In low- and middle-income countries (LMICs), children are four times more likely to die of cancer than children in high-income countries (HICs). The analysis shows that children in the poorest countries face a disproportionately high cancer burden - contributing over 82% of the global childhood cancer burden. This, say the researchers, is equivalent to almost 9.5 million years of healthy life lost in 2017.
“Children with cancer who live in HICs have good outcomes, with approximately 80% surviving five years after their diagnosis. However, over 90% of children at risk of developing childhood cancer each year live in LMICs. Considered by many as one of the major advances of modern science, the improvement in outcomes in children with cancer seen in HICs over the past several decades has not translated to most LMICs, where existing data suggest that far fewer children survive,” says the study.
The findings reveal striking inequities in childhood cancer burden between high and low SDI countries. High and high-middle SDI countries account for about 35% (147,300) of new cases of childhood cancer in 2017, but only 18% of DALYs (around 2 million years of healthy life lost). In sharp contrast, low-middle and low SDI countries with 38% of global incidence (159,600 new cases) account for 60% of DALYs (almost 7 million years of healthy life lost), according to analysis.
In a linked comment, Charles A Stiller from Public Health England (London), says: “The overwhelming majority of cases of cancer in children and adolescents (those aged younger than 20 years) occur in LMICs, which thus bear a correspondingly large part of the global cancer burden for this age group. A notable feature of the study is its stark demonstration of the absolute and relative scale of the burden in lower-resource countries and how it contrasts with that in high-income countries.”
He adds, “Early diagnosis can bring substantial reductions in mortality and long-term morbidity. Although gains from early diagnosis should be greatest in lower-resource countries, where too many cases are diagnosed at a late stage, they should be felt even in affluent countries, notably for people with low-grade brain tumors, survivors of which bear a considerable burden of disability.”
India, China, Nigeria, Pakistan, Indonesia face the largest burden of childhood cancer among countries with the highest population of children.
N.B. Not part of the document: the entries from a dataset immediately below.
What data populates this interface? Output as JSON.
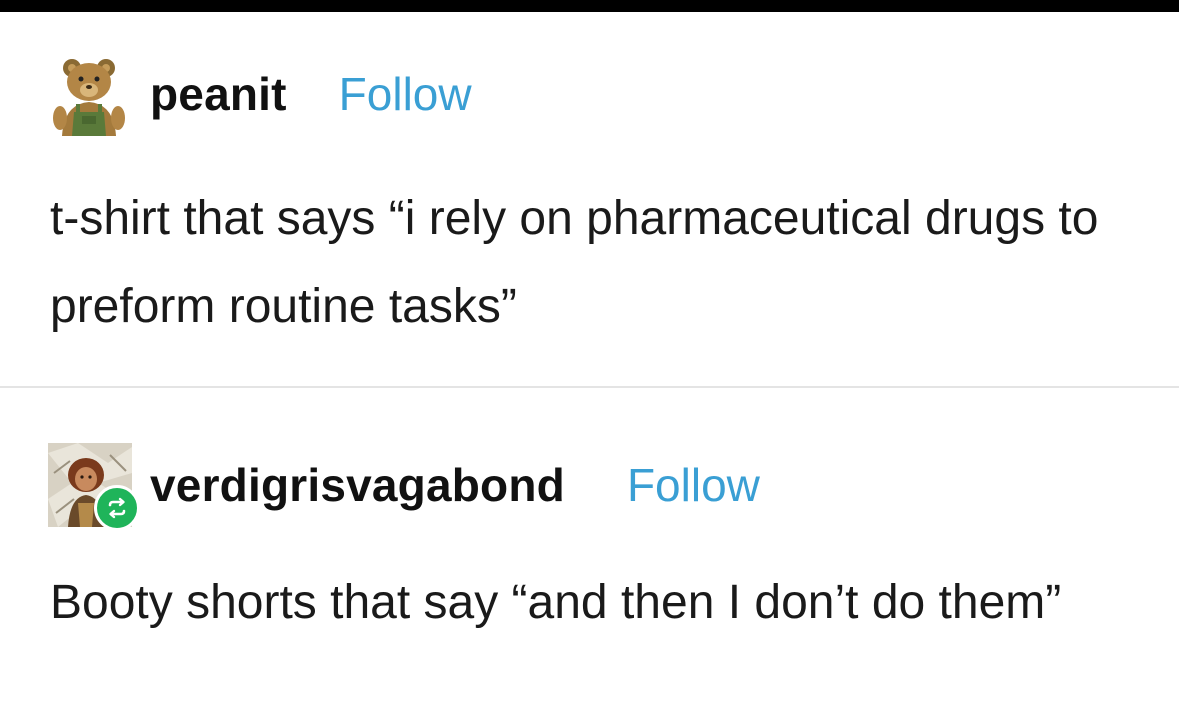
{
  "posts": [
    {
      "username": "peanit",
      "follow_label": "Follow",
      "text": "t-shirt that says “i rely on pharmaceutical drugs to preform routine tasks”",
      "avatar": "teddy-bear-avatar"
    },
    {
      "username": "verdigrisvagabond",
      "follow_label": "Follow",
      "text": "Booty shorts that say “and then I don’t do them”",
      "avatar": "illustrated-character-avatar",
      "badge": "reblog-icon"
    }
  ],
  "colors": {
    "follow": "#3a9fd4",
    "reblog_badge": "#1fb45a",
    "top_bar": "#000000",
    "divider": "#e4e4e4"
  }
}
According to the researchers, lack of diagnosis and access to healthcare and a younger population are responsible for the disproportionately large childhood cancer burden in many of the poorest countries. The USA had the sixth-largest burden in 2017, and sub-Saharan Africa had the biggest DALY burden for more childhood cancer types than any other region.
“The universal language of data offers a substantial opportunity to those fighting the global burden of childhood cancer. Analysis of the DALY burden by the individual country and cancer subtype shows the significant need for investment in data capture. Quality data collection and standardized reporting are crucial early strides towards better care provision for children with cancer in LMICs. Capture of national childhood cancer data can guide investments in the training of specialists to ensure earlier diagnoses, providing equitable access to medicines, reducing deaths, and improving survivorship care and quality of life,” state the editors of The Lancet Child & Adolescent Health journal in an editorial.